- [How to complete this task]: Every record has to be written out exactly, with no line missing.

[Excerpts from an interface dataset]

=== Begin Enclosure ===

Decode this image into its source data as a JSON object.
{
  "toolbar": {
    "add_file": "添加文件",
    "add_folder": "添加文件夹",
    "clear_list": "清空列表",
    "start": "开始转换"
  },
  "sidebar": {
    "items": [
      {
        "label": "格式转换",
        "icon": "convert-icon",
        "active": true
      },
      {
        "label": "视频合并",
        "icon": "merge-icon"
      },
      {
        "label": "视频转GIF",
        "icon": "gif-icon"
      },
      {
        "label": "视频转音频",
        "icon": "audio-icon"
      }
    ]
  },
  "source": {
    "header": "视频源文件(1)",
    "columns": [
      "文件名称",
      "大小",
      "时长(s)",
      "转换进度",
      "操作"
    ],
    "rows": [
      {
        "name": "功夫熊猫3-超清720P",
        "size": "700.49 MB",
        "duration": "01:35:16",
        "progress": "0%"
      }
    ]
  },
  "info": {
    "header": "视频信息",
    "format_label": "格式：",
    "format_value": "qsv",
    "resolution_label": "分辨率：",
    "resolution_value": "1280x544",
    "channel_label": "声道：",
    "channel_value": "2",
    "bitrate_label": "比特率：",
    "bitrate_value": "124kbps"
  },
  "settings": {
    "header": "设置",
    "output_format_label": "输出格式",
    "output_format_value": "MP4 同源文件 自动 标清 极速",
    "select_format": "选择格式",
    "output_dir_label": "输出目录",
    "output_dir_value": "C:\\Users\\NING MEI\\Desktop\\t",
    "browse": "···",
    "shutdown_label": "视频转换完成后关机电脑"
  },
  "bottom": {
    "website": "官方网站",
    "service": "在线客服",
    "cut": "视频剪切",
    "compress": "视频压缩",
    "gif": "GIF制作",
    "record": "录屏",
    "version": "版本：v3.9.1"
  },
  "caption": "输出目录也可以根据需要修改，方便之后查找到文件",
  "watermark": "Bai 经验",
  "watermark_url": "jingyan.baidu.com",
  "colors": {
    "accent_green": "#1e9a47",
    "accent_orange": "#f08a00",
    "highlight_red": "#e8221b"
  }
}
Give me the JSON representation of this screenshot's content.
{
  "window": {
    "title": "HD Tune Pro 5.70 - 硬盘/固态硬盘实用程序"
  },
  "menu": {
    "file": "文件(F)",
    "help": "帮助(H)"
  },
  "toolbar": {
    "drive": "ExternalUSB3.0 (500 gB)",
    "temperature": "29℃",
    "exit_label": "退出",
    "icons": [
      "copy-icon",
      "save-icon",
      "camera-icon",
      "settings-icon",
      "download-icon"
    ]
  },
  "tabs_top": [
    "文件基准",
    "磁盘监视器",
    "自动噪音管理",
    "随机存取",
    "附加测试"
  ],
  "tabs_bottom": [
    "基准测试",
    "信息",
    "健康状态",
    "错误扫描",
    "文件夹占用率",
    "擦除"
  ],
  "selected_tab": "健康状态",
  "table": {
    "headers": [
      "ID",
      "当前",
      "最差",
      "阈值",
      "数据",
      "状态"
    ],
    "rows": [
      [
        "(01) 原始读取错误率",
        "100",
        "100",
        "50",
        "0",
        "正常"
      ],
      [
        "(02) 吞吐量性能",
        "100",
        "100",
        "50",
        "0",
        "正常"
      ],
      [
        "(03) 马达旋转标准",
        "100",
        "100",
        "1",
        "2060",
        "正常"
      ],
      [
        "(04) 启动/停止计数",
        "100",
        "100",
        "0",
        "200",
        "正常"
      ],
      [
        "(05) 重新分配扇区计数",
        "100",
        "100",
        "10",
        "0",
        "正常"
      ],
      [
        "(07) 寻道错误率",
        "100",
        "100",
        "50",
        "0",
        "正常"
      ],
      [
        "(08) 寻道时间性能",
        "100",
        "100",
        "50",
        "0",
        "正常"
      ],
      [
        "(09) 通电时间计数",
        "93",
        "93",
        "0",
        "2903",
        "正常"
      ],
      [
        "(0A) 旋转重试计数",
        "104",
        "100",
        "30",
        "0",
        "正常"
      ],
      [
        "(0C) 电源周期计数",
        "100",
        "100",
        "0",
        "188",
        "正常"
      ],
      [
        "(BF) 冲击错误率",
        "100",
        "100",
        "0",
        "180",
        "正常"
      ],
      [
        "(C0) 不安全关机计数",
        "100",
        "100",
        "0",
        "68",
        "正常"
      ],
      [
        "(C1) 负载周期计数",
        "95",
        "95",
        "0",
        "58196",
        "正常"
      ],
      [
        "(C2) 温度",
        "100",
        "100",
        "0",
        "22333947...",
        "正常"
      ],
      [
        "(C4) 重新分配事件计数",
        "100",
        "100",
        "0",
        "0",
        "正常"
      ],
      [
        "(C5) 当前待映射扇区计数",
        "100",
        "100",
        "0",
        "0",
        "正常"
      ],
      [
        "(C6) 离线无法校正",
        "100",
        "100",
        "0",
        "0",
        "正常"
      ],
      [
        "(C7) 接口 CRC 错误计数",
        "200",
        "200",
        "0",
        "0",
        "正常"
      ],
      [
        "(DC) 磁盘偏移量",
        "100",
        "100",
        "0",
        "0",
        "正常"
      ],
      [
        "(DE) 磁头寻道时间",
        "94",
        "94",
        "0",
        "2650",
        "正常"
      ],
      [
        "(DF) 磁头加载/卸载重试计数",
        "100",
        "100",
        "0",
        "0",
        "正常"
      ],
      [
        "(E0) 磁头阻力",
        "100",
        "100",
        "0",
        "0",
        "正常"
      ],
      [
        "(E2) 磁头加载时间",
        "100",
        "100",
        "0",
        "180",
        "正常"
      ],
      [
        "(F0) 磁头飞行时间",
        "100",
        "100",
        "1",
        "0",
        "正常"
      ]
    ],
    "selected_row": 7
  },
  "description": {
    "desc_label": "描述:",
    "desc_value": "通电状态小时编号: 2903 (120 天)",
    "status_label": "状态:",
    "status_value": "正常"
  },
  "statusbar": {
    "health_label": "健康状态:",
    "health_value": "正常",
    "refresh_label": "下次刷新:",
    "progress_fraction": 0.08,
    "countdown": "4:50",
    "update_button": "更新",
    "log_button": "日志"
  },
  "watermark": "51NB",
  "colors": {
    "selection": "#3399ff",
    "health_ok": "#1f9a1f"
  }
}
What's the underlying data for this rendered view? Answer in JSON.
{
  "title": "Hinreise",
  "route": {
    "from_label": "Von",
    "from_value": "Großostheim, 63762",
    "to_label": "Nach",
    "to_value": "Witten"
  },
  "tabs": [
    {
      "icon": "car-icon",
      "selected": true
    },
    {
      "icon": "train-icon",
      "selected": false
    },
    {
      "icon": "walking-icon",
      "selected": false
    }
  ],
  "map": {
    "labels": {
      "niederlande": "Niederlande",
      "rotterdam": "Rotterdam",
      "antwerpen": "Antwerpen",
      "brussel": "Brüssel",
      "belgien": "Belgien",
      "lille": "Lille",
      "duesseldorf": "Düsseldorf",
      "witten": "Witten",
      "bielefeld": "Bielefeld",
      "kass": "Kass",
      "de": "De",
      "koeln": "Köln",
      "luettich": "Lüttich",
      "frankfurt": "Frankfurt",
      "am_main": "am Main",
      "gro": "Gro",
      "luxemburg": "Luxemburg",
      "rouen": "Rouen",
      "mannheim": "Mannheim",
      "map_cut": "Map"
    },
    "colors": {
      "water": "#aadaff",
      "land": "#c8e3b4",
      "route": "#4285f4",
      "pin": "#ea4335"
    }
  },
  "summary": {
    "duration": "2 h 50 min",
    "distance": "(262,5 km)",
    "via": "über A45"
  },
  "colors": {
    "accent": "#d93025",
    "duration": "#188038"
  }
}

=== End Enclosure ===

- [Written reply]:
Decode this image into its source data as a JSON object.
{
  "toolbar": {
    "add_file": "添加文件",
    "add_folder": "添加文件夹",
    "clear_list": "清空列表",
    "start": "开始转换"
  },
  "sidebar": {
    "items": [
      {
        "label": "格式转换",
        "icon": "convert-icon",
        "active": true
      },
      {
        "label": "视频合并",
        "icon": "merge-icon"
      },
      {
        "label": "视频转GIF",
        "icon": "gif-icon"
      },
      {
        "label": "视频转音频",
        "icon": "audio-icon"
      }
    ]
  },
  "source": {
    "header": "视频源文件(1)",
    "columns": [
      "文件名称",
      "大小",
      "时长(s)",
      "转换进度",
      "操作"
    ],
    "rows": [
      {
        "name": "功夫熊猫3-超清720P",
        "size": "700.49 MB",
        "duration": "01:35:16",
        "progress": "0%"
      }
    ]
  },
  "info": {
    "header": "视频信息",
    "format_label": "格式：",
    "format_value": "qsv",
    "resolution_label": "分辨率：",
    "resolution_value": "1280x544",
    "channel_label": "声道：",
    "channel_value": "2",
    "bitrate_label": "比特率：",
    "bitrate_value": "124kbps"
  },
  "settings": {
    "header": "设置",
    "output_format_label": "输出格式",
    "output_format_value": "MP4 同源文件 自动 标清 极速",
    "select_format": "选择格式",
    "output_dir_label": "输出目录",
    "output_dir_value": "C:\\Users\\NING MEI\\Desktop\\t",
    "browse": "···",
    "shutdown_label": "视频转换完成后关机电脑"
  },
  "bottom": {
    "website": "官方网站",
    "service": "在线客服",
    "cut": "视频剪切",
    "compress": "视频压缩",
    "gif": "GIF制作",
    "record": "录屏",
    "version": "版本：v3.9.1"
  },
  "caption": "输出目录也可以根据需要修改，方便之后查找到文件",
  "watermark": "Bai 经验",
  "watermark_url": "jingyan.baidu.com",
  "colors": {
    "accent_green": "#1e9a47",
    "accent_orange": "#f08a00",
    "highlight_red": "#e8221b"
  }
}
Give me the JSON representation of this screenshot's content.
{
  "window": {
    "title": "HD Tune Pro 5.70 - 硬盘/固态硬盘实用程序"
  },
  "menu": {
    "file": "文件(F)",
    "help": "帮助(H)"
  },
  "toolbar": {
    "drive": "ExternalUSB3.0 (500 gB)",
    "temperature": "29℃",
    "exit_label": "退出",
    "icons": [
      "copy-icon",
      "save-icon",
      "camera-icon",
      "settings-icon",
      "download-icon"
    ]
  },
  "tabs_top": [
    "文件基准",
    "磁盘监视器",
    "自动噪音管理",
    "随机存取",
    "附加测试"
  ],
  "tabs_bottom": [
    "基准测试",
    "信息",
    "健康状态",
    "错误扫描",
    "文件夹占用率",
    "擦除"
  ],
  "selected_tab": "健康状态",
  "table": {
    "headers": [
      "ID",
      "当前",
      "最差",
      "阈值",
      "数据",
      "状态"
    ],
    "rows": [
      [
        "(01) 原始读取错误率",
        "100",
        "100",
        "50",
        "0",
        "正常"
      ],
      [
        "(02) 吞吐量性能",
        "100",
        "100",
        "50",
        "0",
        "正常"
      ],
      [
        "(03) 马达旋转标准",
        "100",
        "100",
        "1",
        "2060",
        "正常"
      ],
      [
        "(04) 启动/停止计数",
        "100",
        "100",
        "0",
        "200",
        "正常"
      ],
      [
        "(05) 重新分配扇区计数",
        "100",
        "100",
        "10",
        "0",
        "正常"
      ],
      [
        "(07) 寻道错误率",
        "100",
        "100",
        "50",
        "0",
        "正常"
      ],
      [
        "(08) 寻道时间性能",
        "100",
        "100",
        "50",
        "0",
        "正常"
      ],
      [
        "(09) 通电时间计数",
        "93",
        "93",
        "0",
        "2903",
        "正常"
      ],
      [
        "(0A) 旋转重试计数",
        "104",
        "100",
        "30",
        "0",
        "正常"
      ],
      [
        "(0C) 电源周期计数",
        "100",
        "100",
        "0",
        "188",
        "正常"
      ],
      [
        "(BF) 冲击错误率",
        "100",
        "100",
        "0",
        "180",
        "正常"
      ],
      [
        "(C0) 不安全关机计数",
        "100",
        "100",
        "0",
        "68",
        "正常"
      ],
      [
        "(C1) 负载周期计数",
        "95",
        "95",
        "0",
        "58196",
        "正常"
      ],
      [
        "(C2) 温度",
        "100",
        "100",
        "0",
        "22333947...",
        "正常"
      ],
      [
        "(C4) 重新分配事件计数",
        "100",
        "100",
        "0",
        "0",
        "正常"
      ],
      [
        "(C5) 当前待映射扇区计数",
        "100",
        "100",
        "0",
        "0",
        "正常"
      ],
      [
        "(C6) 离线无法校正",
        "100",
        "100",
        "0",
        "0",
        "正常"
      ],
      [
        "(C7) 接口 CRC 错误计数",
        "200",
        "200",
        "0",
        "0",
        "正常"
      ],
      [
        "(DC) 磁盘偏移量",
        "100",
        "100",
        "0",
        "0",
        "正常"
      ],
      [
        "(DE) 磁头寻道时间",
        "94",
        "94",
        "0",
        "2650",
        "正常"
      ],
      [
        "(DF) 磁头加载/卸载重试计数",
        "100",
        "100",
        "0",
        "0",
        "正常"
      ],
      [
        "(E0) 磁头阻力",
        "100",
        "100",
        "0",
        "0",
        "正常"
      ],
      [
        "(E2) 磁头加载时间",
        "100",
        "100",
        "0",
        "180",
        "正常"
      ],
      [
        "(F0) 磁头飞行时间",
        "100",
        "100",
        "1",
        "0",
        "正常"
      ]
    ],
    "selected_row": 7
  },
  "description": {
    "desc_label": "描述:",
    "desc_value": "通电状态小时编号: 2903 (120 天)",
    "status_label": "状态:",
    "status_value": "正常"
  },
  "statusbar": {
    "health_label": "健康状态:",
    "health_value": "正常",
    "refresh_label": "下次刷新:",
    "progress_fraction": 0.08,
    "countdown": "4:50",
    "update_button": "更新",
    "log_button": "日志"
  },
  "watermark": "51NB",
  "colors": {
    "selection": "#3399ff",
    "health_ok": "#1f9a1f"
  }
}
What's the underlying data for this rendered view? Answer in JSON.
{
  "title": "Hinreise",
  "route": {
    "from_label": "Von",
    "from_value": "Großostheim, 63762",
    "to_label": "Nach",
    "to_value": "Witten"
  },
  "tabs": [
    {
      "icon": "car-icon",
      "selected": true
    },
    {
      "icon": "train-icon",
      "selected": false
    },
    {
      "icon": "walking-icon",
      "selected": false
    }
  ],
  "map": {
    "labels": {
      "niederlande": "Niederlande",
      "rotterdam": "Rotterdam",
      "antwerpen": "Antwerpen",
      "brussel": "Brüssel",
      "belgien": "Belgien",
      "lille": "Lille",
      "duesseldorf": "Düsseldorf",
      "witten": "Witten",
      "bielefeld": "Bielefeld",
      "kass": "Kass",
      "de": "De",
      "koeln": "Köln",
      "luettich": "Lüttich",
      "frankfurt": "Frankfurt",
      "am_main": "am Main",
      "gro": "Gro",
      "luxemburg": "Luxemburg",
      "rouen": "Rouen",
      "mannheim": "Mannheim",
      "map_cut": "Map"
    },
    "colors": {
      "water": "#aadaff",
      "land": "#c8e3b4",
      "route": "#4285f4",
      "pin": "#ea4335"
    }
  },
  "summary": {
    "duration": "2 h 50 min",
    "distance": "(262,5 km)",
    "via": "über A45"
  },
  "colors": {
    "accent": "#d93025",
    "duration": "#188038"
  }
}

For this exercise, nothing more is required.